That means Dubai International Capital can buy Doncasters Group — it makes parts for American fighters and tanks. The deal is worth $1.2 billion.
Todd Malan speaks CFIUS, too. He represents US subsidiaries of foreign firms, and says the review panel looked longer and harder at this Dubai deal.
TODD MALAN: This time around the CFIUS process could be described as kind of the Full Monty. This was a very thorough review, the most senior people in the administration, reviewing the intelligence.
This time, the administration extracted promises from the company — to ensure the supply of weapons parts. And it made sure to clear the deal with Congress beforehand.
MALAN: Unfortunately for Dubai Ports, they tried to kind of take a keep-your-head-down strategy. And it didn't work.
Much of the business lobby credits the White House for doing this. CEOs, banks and manufacturers all want Congress to stay out of the process. And, for now, the storm has passed.
Still, Bill Reinsch of the National Foreign Trade Council says it only takes one case for politicians to wave what he considers the xenophobia flag.
BILL REINSCH: Whether it's, you know, an Arab acquisition or more likely a Chinese acquisition, I think the issue will come up in a big way, over and over again.
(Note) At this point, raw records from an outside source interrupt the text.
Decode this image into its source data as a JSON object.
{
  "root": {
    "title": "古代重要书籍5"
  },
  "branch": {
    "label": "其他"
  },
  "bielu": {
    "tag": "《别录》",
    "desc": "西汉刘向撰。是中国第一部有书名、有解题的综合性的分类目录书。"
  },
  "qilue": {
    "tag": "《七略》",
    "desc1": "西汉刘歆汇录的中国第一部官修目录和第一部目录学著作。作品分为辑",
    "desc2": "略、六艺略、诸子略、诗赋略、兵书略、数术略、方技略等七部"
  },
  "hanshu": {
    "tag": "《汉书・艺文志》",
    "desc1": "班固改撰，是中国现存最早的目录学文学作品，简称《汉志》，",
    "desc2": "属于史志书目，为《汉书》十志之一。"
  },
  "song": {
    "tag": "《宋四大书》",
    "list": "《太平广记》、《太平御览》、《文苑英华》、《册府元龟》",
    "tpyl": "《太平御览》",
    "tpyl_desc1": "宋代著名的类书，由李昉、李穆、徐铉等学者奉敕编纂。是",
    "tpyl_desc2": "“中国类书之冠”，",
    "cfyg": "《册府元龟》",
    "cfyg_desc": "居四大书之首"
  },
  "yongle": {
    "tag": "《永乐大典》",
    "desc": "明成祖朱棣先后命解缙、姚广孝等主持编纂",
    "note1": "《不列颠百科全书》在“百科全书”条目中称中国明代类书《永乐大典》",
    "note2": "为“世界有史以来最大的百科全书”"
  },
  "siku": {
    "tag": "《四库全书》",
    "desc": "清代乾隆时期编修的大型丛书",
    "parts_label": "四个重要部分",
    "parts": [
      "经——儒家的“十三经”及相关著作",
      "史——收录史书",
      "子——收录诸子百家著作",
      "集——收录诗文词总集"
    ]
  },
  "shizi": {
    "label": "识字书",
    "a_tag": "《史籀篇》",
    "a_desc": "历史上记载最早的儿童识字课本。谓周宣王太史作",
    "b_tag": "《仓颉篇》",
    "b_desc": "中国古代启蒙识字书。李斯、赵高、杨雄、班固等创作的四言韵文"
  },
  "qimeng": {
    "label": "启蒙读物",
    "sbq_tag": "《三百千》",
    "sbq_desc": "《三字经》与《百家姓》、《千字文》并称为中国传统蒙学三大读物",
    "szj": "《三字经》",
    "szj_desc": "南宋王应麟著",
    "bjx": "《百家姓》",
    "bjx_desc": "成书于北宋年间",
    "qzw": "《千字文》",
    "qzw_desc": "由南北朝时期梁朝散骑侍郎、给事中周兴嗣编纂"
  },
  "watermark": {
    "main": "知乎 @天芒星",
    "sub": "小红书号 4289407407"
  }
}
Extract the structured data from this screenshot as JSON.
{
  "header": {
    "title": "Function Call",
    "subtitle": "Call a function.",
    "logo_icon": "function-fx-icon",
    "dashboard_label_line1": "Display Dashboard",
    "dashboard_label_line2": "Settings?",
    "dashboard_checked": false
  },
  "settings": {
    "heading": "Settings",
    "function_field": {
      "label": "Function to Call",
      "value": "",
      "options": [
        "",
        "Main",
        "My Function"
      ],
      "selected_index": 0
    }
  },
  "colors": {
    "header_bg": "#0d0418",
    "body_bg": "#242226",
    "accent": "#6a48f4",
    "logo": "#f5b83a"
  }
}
Especially in an election year, When lawmakers are particularly tempted to pick politics over nuance.
In Washington, I'm Scott Tong for Marketplace.